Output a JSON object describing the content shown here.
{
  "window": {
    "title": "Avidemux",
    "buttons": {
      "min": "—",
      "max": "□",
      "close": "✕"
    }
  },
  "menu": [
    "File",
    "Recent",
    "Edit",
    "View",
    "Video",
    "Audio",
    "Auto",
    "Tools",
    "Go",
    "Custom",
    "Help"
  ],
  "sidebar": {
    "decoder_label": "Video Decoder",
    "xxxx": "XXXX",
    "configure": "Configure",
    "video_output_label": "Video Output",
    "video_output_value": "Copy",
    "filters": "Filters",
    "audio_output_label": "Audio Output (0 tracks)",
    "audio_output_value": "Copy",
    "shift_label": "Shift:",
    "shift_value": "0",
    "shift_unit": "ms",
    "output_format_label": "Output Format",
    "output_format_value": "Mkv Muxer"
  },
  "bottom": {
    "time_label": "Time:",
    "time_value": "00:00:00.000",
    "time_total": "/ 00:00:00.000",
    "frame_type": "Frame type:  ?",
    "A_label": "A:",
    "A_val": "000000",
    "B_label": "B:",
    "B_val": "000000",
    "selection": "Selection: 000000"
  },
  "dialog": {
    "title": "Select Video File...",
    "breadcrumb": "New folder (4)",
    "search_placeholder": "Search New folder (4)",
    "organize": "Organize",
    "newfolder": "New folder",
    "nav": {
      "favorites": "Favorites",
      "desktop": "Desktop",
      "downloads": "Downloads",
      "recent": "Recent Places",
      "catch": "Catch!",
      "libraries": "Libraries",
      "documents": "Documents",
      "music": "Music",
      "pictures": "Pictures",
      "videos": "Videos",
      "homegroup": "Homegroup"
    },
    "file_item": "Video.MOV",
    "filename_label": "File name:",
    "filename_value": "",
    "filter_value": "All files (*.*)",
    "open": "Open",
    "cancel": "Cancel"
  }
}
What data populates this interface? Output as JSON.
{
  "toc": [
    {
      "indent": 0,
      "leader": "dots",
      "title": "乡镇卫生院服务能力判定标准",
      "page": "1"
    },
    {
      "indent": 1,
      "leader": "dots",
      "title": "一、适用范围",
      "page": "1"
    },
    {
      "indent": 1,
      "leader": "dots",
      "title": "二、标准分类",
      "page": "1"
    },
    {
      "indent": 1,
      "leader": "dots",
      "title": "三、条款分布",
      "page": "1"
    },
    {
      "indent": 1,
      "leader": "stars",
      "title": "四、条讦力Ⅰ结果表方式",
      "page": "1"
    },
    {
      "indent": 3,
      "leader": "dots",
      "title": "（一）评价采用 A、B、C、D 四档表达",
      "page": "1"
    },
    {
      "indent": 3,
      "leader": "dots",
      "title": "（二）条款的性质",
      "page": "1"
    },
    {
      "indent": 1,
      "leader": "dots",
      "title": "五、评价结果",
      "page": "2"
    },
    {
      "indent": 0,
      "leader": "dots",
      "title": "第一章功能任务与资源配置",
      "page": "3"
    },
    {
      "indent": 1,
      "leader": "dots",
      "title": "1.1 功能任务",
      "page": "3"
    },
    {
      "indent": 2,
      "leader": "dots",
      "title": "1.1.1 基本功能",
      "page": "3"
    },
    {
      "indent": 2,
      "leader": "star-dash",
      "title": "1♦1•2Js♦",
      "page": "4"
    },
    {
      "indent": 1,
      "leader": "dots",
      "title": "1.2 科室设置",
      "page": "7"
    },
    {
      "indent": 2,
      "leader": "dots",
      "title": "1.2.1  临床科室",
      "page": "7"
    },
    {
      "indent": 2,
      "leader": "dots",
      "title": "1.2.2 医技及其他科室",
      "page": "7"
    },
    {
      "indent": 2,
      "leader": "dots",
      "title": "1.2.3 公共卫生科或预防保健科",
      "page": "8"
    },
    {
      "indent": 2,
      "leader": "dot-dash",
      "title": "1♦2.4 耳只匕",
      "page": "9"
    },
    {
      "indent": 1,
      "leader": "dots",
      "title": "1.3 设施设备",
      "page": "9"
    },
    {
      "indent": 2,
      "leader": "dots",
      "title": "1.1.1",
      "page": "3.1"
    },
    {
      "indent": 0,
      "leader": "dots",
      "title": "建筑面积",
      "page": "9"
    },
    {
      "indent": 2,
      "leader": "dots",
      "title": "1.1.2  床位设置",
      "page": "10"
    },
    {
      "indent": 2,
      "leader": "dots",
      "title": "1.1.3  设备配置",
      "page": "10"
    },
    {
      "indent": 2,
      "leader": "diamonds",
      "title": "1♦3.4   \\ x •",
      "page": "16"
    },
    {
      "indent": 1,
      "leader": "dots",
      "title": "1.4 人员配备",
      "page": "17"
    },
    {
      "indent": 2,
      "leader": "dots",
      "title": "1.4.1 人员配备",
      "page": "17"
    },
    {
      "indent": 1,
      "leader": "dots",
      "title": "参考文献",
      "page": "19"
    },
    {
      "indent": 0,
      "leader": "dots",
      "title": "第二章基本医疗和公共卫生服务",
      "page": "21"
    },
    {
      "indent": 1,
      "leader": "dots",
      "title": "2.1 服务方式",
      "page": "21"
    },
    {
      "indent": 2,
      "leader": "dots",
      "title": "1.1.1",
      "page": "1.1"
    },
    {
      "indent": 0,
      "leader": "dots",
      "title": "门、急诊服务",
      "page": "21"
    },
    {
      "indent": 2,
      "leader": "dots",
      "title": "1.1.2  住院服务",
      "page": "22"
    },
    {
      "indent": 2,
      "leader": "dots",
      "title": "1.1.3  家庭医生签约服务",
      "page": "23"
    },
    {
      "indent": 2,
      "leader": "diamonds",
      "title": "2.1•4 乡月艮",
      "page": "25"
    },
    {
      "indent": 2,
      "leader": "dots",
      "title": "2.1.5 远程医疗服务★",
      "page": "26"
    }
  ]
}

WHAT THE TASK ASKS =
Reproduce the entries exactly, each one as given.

TASK RESPONSE =
Output a JSON object describing the content shown here.
{
  "window": {
    "title": "Avidemux",
    "buttons": {
      "min": "—",
      "max": "□",
      "close": "✕"
    }
  },
  "menu": [
    "File",
    "Recent",
    "Edit",
    "View",
    "Video",
    "Audio",
    "Auto",
    "Tools",
    "Go",
    "Custom",
    "Help"
  ],
  "sidebar": {
    "decoder_label": "Video Decoder",
    "xxxx": "XXXX",
    "configure": "Configure",
    "video_output_label": "Video Output",
    "video_output_value": "Copy",
    "filters": "Filters",
    "audio_output_label": "Audio Output (0 tracks)",
    "audio_output_value": "Copy",
    "shift_label": "Shift:",
    "shift_value": "0",
    "shift_unit": "ms",
    "output_format_label": "Output Format",
    "output_format_value": "Mkv Muxer"
  },
  "bottom": {
    "time_label": "Time:",
    "time_value": "00:00:00.000",
    "time_total": "/ 00:00:00.000",
    "frame_type": "Frame type:  ?",
    "A_label": "A:",
    "A_val": "000000",
    "B_label": "B:",
    "B_val": "000000",
    "selection": "Selection: 000000"
  },
  "dialog": {
    "title": "Select Video File...",
    "breadcrumb": "New folder (4)",
    "search_placeholder": "Search New folder (4)",
    "organize": "Organize",
    "newfolder": "New folder",
    "nav": {
      "favorites": "Favorites",
      "desktop": "Desktop",
      "downloads": "Downloads",
      "recent": "Recent Places",
      "catch": "Catch!",
      "libraries": "Libraries",
      "documents": "Documents",
      "music": "Music",
      "pictures": "Pictures",
      "videos": "Videos",
      "homegroup": "Homegroup"
    },
    "file_item": "Video.MOV",
    "filename_label": "File name:",
    "filename_value": "",
    "filter_value": "All files (*.*)",
    "open": "Open",
    "cancel": "Cancel"
  }
}
What data populates this interface? Output as JSON.
{
  "toc": [
    {
      "indent": 0,
      "leader": "dots",
      "title": "乡镇卫生院服务能力判定标准",
      "page": "1"
    },
    {
      "indent": 1,
      "leader": "dots",
      "title": "一、适用范围",
      "page": "1"
    },
    {
      "indent": 1,
      "leader": "dots",
      "title": "二、标准分类",
      "page": "1"
    },
    {
      "indent": 1,
      "leader": "dots",
      "title": "三、条款分布",
      "page": "1"
    },
    {
      "indent": 1,
      "leader": "stars",
      "title": "四、条讦力Ⅰ结果表方式",
      "page": "1"
    },
    {
      "indent": 3,
      "leader": "dots",
      "title": "（一）评价采用 A、B、C、D 四档表达",
      "page": "1"
    },
    {
      "indent": 3,
      "leader": "dots",
      "title": "（二）条款的性质",
      "page": "1"
    },
    {
      "indent": 1,
      "leader": "dots",
      "title": "五、评价结果",
      "page": "2"
    },
    {
      "indent": 0,
      "leader": "dots",
      "title": "第一章功能任务与资源配置",
      "page": "3"
    },
    {
      "indent": 1,
      "leader": "dots",
      "title": "1.1 功能任务",
      "page": "3"
    },
    {
      "indent": 2,
      "leader": "dots",
      "title": "1.1.1 基本功能",
      "page": "3"
    },
    {
      "indent": 2,
      "leader": "star-dash",
      "title": "1♦1•2Js♦",
      "page": "4"
    },
    {
      "indent": 1,
      "leader": "dots",
      "title": "1.2 科室设置",
      "page": "7"
    },
    {
      "indent": 2,
      "leader": "dots",
      "title": "1.2.1  临床科室",
      "page": "7"
    },
    {
      "indent": 2,
      "leader": "dots",
      "title": "1.2.2 医技及其他科室",
      "page": "7"
    },
    {
      "indent": 2,
      "leader": "dots",
      "title": "1.2.3 公共卫生科或预防保健科",
      "page": "8"
    },
    {
      "indent": 2,
      "leader": "dot-dash",
      "title": "1♦2.4 耳只匕",
      "page": "9"
    },
    {
      "indent": 1,
      "leader": "dots",
      "title": "1.3 设施设备",
      "page": "9"
    },
    {
      "indent": 2,
      "leader": "dots",
      "title": "1.1.1",
      "page": "3.1"
    },
    {
      "indent": 0,
      "leader": "dots",
      "title": "建筑面积",
      "page": "9"
    },
    {
      "indent": 2,
      "leader": "dots",
      "title": "1.1.2  床位设置",
      "page": "10"
    },
    {
      "indent": 2,
      "leader": "dots",
      "title": "1.1.3  设备配置",
      "page": "10"
    },
    {
      "indent": 2,
      "leader": "diamonds",
      "title": "1♦3.4   \\ x •",
      "page": "16"
    },
    {
      "indent": 1,
      "leader": "dots",
      "title": "1.4 人员配备",
      "page": "17"
    },
    {
      "indent": 2,
      "leader": "dots",
      "title": "1.4.1 人员配备",
      "page": "17"
    },
    {
      "indent": 1,
      "leader": "dots",
      "title": "参考文献",
      "page": "19"
    },
    {
      "indent": 0,
      "leader": "dots",
      "title": "第二章基本医疗和公共卫生服务",
      "page": "21"
    },
    {
      "indent": 1,
      "leader": "dots",
      "title": "2.1 服务方式",
      "page": "21"
    },
    {
      "indent": 2,
      "leader": "dots",
      "title": "1.1.1",
      "page": "1.1"
    },
    {
      "indent": 0,
      "leader": "dots",
      "title": "门、急诊服务",
      "page": "21"
    },
    {
      "indent": 2,
      "leader": "dots",
      "title": "1.1.2  住院服务",
      "page": "22"
    },
    {
      "indent": 2,
      "leader": "dots",
      "title": "1.1.3  家庭医生签约服务",
      "page": "23"
    },
    {
      "indent": 2,
      "leader": "diamonds",
      "title": "2.1•4 乡月艮",
      "page": "25"
    },
    {
      "indent": 2,
      "leader": "dots",
      "title": "2.1.5 远程医疗服务★",
      "page": "26"
    }
  ]
}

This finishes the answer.